Last week, Hollande reaffirmed his pledge to make education one of his main domestic priorities by outlining key strategic changes to revitalize France’s school system. It’s a sweeping package of changes meant to reform a system critics claim is outdated and inefficient, but for headline writers it boils down to one concept: the French President wants to outlaw homework. “Work should be done at school, rather than at home,” Hollande emphasized on Wednesday.
He also proposes reducing the average amount of time a student spends in class in each day, while stretching the school week from four days to four and a half. It’s a bid to bring the country more in line with international standards and to acknowledge some of the current system’s shortcomings. Even the homework isn’t just an empty populist gesture — it’s meant to reflect the fact that many of the lowest-performing students lack a positive support environment at home.
I realize France probably has a different educational culture and customs than what we’re used to, but this is just insanity borne of shooting for “fairness” at every turn. What’s next — will French President Hollande actually propose preventing what he deems to be too-ambitious students from doing extra practice work outside of class on their own personal initiative, because it might give them an unfair advantage? Thankfully, as the WSJ points out, it appears that while this might be every child’s dream come true, most French adults aren’t really into the idea:

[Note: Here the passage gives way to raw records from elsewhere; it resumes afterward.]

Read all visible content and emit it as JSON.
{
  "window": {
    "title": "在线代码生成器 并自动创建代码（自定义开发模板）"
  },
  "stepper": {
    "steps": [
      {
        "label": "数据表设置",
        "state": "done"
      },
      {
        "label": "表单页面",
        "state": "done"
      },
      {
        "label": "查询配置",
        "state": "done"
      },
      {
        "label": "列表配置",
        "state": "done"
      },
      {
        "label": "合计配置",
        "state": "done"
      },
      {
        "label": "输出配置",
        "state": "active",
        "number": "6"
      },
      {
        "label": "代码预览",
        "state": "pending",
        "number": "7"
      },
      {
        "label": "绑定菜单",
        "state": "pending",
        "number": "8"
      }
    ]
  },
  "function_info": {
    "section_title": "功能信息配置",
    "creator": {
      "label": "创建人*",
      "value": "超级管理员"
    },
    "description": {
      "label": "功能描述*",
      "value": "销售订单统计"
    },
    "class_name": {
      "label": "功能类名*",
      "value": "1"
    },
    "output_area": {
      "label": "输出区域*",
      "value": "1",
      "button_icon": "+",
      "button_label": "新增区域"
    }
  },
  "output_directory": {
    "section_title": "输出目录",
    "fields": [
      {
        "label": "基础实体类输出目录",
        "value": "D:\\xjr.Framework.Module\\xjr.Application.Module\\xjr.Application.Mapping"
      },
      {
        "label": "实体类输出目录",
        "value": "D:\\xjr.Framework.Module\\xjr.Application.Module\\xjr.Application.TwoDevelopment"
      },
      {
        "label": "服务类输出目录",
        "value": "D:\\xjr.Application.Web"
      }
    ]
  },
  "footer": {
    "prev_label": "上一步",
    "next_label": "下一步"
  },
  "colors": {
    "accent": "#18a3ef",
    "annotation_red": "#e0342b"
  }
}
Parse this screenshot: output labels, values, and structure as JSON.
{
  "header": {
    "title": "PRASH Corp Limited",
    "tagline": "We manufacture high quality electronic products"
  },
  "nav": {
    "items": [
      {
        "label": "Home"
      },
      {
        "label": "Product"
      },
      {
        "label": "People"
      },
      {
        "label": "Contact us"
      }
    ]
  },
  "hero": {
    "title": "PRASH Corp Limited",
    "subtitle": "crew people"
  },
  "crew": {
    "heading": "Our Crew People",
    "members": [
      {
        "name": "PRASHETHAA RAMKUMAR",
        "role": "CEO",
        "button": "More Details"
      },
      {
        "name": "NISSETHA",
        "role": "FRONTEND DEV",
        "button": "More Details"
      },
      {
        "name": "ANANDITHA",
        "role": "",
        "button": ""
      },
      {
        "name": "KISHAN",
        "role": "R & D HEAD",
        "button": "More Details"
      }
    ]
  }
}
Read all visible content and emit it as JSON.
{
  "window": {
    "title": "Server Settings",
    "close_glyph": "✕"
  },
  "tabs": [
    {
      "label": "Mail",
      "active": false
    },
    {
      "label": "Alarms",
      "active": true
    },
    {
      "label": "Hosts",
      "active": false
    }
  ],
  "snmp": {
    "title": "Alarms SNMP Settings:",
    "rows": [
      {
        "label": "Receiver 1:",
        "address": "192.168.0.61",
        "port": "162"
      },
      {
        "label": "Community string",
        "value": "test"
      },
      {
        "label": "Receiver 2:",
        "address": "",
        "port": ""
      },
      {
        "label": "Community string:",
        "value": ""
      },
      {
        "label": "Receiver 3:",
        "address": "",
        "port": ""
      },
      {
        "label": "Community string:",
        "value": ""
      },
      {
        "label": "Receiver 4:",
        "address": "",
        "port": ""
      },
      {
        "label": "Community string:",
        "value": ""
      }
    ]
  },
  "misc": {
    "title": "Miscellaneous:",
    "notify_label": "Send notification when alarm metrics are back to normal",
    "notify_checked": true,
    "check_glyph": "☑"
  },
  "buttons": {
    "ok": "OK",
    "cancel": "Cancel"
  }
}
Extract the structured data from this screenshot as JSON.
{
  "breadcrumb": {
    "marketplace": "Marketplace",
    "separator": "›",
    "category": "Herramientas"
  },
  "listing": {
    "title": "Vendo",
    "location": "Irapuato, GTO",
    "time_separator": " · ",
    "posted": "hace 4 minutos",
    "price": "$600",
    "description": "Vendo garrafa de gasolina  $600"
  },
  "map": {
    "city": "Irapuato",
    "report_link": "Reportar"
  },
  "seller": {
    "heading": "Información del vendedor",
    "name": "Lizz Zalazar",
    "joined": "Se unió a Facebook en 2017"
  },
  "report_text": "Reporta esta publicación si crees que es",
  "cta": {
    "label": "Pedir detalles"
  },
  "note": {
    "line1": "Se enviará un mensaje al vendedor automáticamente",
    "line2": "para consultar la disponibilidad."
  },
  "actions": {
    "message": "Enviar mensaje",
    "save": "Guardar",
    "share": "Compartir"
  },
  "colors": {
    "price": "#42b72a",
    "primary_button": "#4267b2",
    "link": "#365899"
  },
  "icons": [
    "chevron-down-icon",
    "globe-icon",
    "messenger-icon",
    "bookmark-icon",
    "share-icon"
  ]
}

Here we begin to wonder: Are the French losing their mind? Fortunately not. More than two-thirds of the country would oppose the ban, according to an Ifop poll, so there’s hope that even in the land of égalité there’s some recognition that state power cannot equalize everything. It’s also reassuring to know that a majority of French adults believe there’s something to be said for instructing children in the need for personal initiative and responsibility, regardless of excuses or circumstances.
I’m not sure how or why trying to apply these kinds of redistributive socialist tactics to education is supposed to “help” French students progress, develop, and learn; the result will be the same as applying socialism in the economic sector, i.e., less wealth/knowledge creation for everybody. I suppose you can try to make everyone’s formative circumstances as fair as possible, but guess what? Life isn’t fair, and learning to adapt to that reality is part of being a mature adult — but then again, as the WSJ concludes, “perhaps [Hollande’s] ideas about homework say something about the kind of citizens of the future he wishes to see.”